Now for the geektastic part…
The Golden Ratio (Phi or ϕ) is 1.618 and it’s inverse is 0.618 – this is also referred to as the The Divine Proportion and is said to be at the centre of the beauty of the universe. It can be found in some of the most beautiful things in nature and has been used in art, architecture and music for centuries.
The Golden Ratio is derived from the Fibonacci sequence.
The Fibonacci sequence is basically a set of steadily increasing numbers, where each number is equal to the sum of the preceding two numbers. Starting from 1, 2, 3, 5, 8, 13, 21, 34, 55, 89, 144 and going up infinitely.
In simple terms, as numbers get larger, the quotient (the number resulting from the division of one number by another) between each successive pair of Fibonacci numbers approximates the Golden Ratio (1.618, or its inverse 0.618).
So, by dividing each number by the previous number gives the following sequence 1 / 1 = 1, 2 / 1 = 2, 3 / 2 = 1.5 and so on up to 144 / 89 = 1.6179…. The resulting sequence is 1, 2, 1.5, 1.666, 1.6, 1.625, 1.615, 1.619, 1.6176, 1.6181, 1.6179.
Here is a visual explanation on how the Golden Ratio has been used in the design of the Bianchet Tourbillon B1.618 Openwork and may/may not help in understanding how the Golden Ratio can affect design principles:
As you can see from the image above, the design was not by accident, but based on the Golden Ratio and it’s calculative method of design.

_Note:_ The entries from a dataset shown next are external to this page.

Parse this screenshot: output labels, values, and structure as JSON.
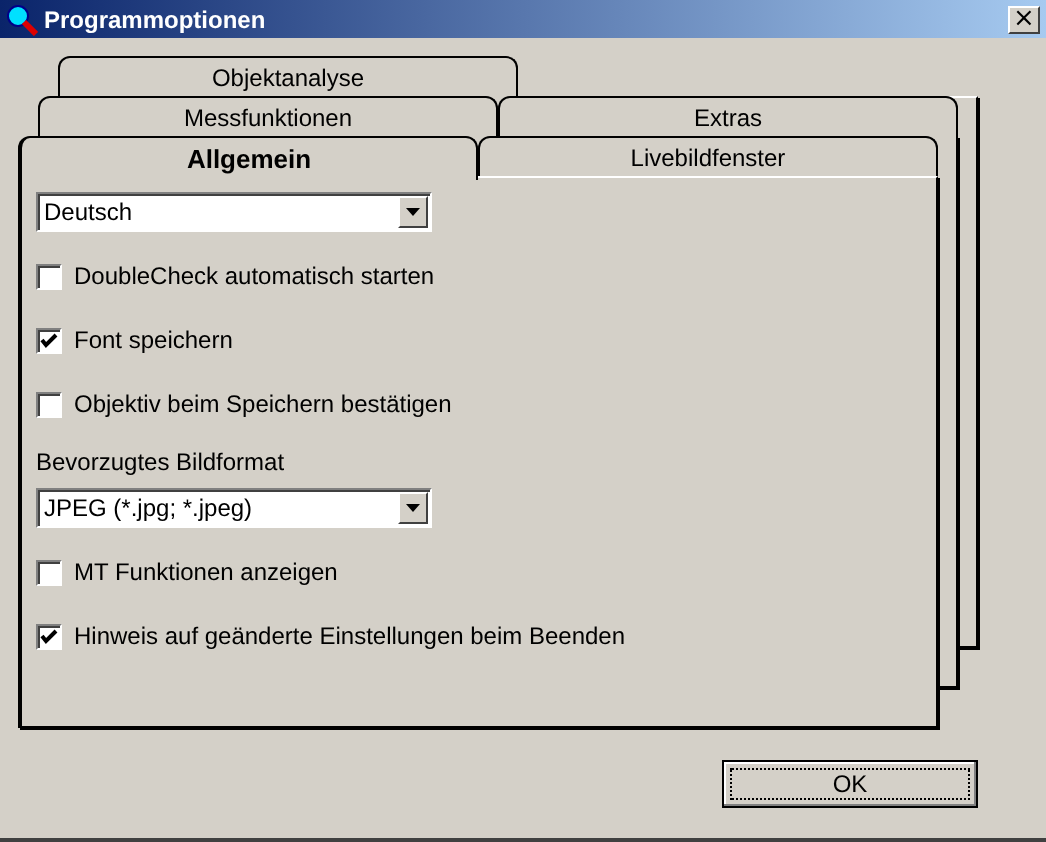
{
  "window": {
    "title": "Programmoptionen",
    "close": "×"
  },
  "tab_rows": [
    [
      {
        "label": "Objektanalyse",
        "selected": false
      }
    ],
    [
      {
        "label": "Messfunktionen",
        "selected": false
      },
      {
        "label": "Extras",
        "selected": false
      }
    ],
    [
      {
        "label": "Allgemein",
        "selected": true
      },
      {
        "label": "Livebildfenster",
        "selected": false
      }
    ]
  ],
  "items": [
    {
      "kind": "dropdown",
      "value": "Deutsch"
    },
    {
      "kind": "checkbox",
      "label": "DoubleCheck automatisch starten",
      "checked": false
    },
    {
      "kind": "checkbox",
      "label": "Font speichern",
      "checked": true
    },
    {
      "kind": "checkbox",
      "label": "Objektiv beim Speichern bestätigen",
      "checked": false
    },
    {
      "kind": "label",
      "label": "Bevorzugtes Bildformat"
    },
    {
      "kind": "dropdown",
      "value": "JPEG (*.jpg; *.jpeg)"
    },
    {
      "kind": "checkbox",
      "label": "MT Funktionen anzeigen",
      "checked": false
    },
    {
      "kind": "checkbox",
      "label": "Hinweis auf geänderte Einstellungen beim Beenden",
      "checked": true
    }
  ],
  "buttons": [
    {
      "label": "OK"
    }
  ]
}
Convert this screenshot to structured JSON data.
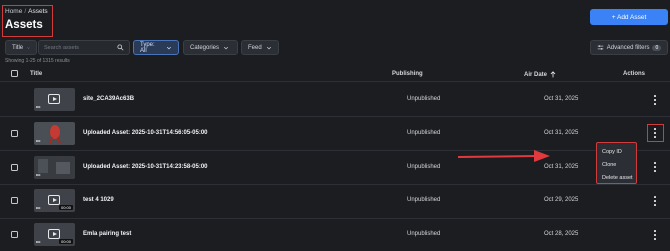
{
  "breadcrumb": {
    "home": "Home",
    "separator": "/",
    "current": "Assets"
  },
  "page_title": "Assets",
  "add_button": {
    "icon": "plus-icon",
    "label": "+ Add Asset"
  },
  "filters": {
    "title": "Title",
    "search_placeholder": "Search assets",
    "type": "Type: All",
    "categories": "Categories",
    "feed": "Feed",
    "advanced": "Advanced filters",
    "advanced_count": "0"
  },
  "showing": "Showing 1-25 of 1315 results",
  "columns": {
    "title": "Title",
    "publishing": "Publishing",
    "air_date": "Air Date",
    "actions": "Actions"
  },
  "rows": [
    {
      "title": "site_2CA39Ac63B",
      "publishing": "Unpublished",
      "air_date": "Oct 31, 2025",
      "thumb": "placeholder",
      "duration": ""
    },
    {
      "title": "Uploaded Asset: 2025-10-31T14:56:05-05:00",
      "publishing": "Unpublished",
      "air_date": "Oct 31, 2025",
      "thumb": "red-figure",
      "duration": ""
    },
    {
      "title": "Uploaded Asset: 2025-10-31T14:23:58-05:00",
      "publishing": "Unpublished",
      "air_date": "Oct 31, 2025",
      "thumb": "dark-video",
      "duration": ""
    },
    {
      "title": "test 4 1029",
      "publishing": "Unpublished",
      "air_date": "Oct 29, 2025",
      "thumb": "placeholder",
      "duration": "00:00"
    },
    {
      "title": "Emla pairing test",
      "publishing": "Unpublished",
      "air_date": "Oct 28, 2025",
      "thumb": "placeholder",
      "duration": "00:00"
    }
  ],
  "context_menu": [
    "Copy ID",
    "Clone",
    "Delete asset"
  ],
  "colors": {
    "accent": "#3b82f6",
    "highlight": "#d23b3b",
    "background": "#1b1d21"
  }
}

Many things in nature also have dimensional properties that adhere to the golden ratio of 1.618 and now you are aware, you may notice it in everyday things you may never have noticed before – now that you are aware of its existance, there could be a good chance you may now notice certain things looking visually proportionate to the Golden Ratio.
When I first saw the Bianchet Tourbillon B1.618 Openwork, my first thought was that it was beautiful, but I had no idea that the Golden Ratio was the reason for the seemingly perfect proportions.
On first meeting founder Rodolfo, we sat down and he started talking through a power point slide show and asked if I’d be interested in learning how the design was based on the Golden Ratio. As someone who studied both maths and design as a student, I was genuinely interested and he did seem quite pleased to run through the theory and how it is linked to their design.
So, the mathematical theory clearly works and the result is definitely to my personal taste. I really like the shape of the case and the fact the movement is so heavily openworked and hand finished in black titanium, just adds to the drool factor.
On paper, you would think that the dimensions would make appear large, however, on the wrist, it doesn’t; it looks right, fits perfectly and is really comfortable. With a weight of only 44 grams, one could easily forget that it was even being worn. Even though it is so lightweight and the movement is resistant to 6000G, I doubt I would wear it to do high impact sports, although it has clearly actually been designed as a real wearable sports watch.
My only negative comment, is that I’m generally not a fan of rubber straps, however, as in the Franck Dubarry Crazy Wheel, contact with the skin is broken up by the embossed logo pattern, which seems to reduce discomfort for me personally; many prefer rubber straps, so it could be a mute point for buyers.
At 13mm, it’s neither slim, nor too chunky, but the smooth edges and the fact the shape follows the curvature of the wrist, means that it will not really cause too many hassles with cuffs.
Being a relatively new brand, with only 21 pieces of each version being made and with a price of 55,000 CHF, it’s unlikely owners will come across another one out on their travels, but if they do, it’s almost certain there would be a nod of recognition, as this is certainly a watch for collectors who know what they appreciate.
On a side note, Bianchet offer a 5 year guarantee, which is a longer period than most haute horology Swiss brands; they are obviously confident with both their build quality and micro engineering, so should give a bit more optimism in taking a “punt” with the relative newcomer.
I am keen to see what comes next from Bianchet and whether they decide to use close correlation to a different mathematical theory… perhaps some fractal geometry could be their next design inspiration!?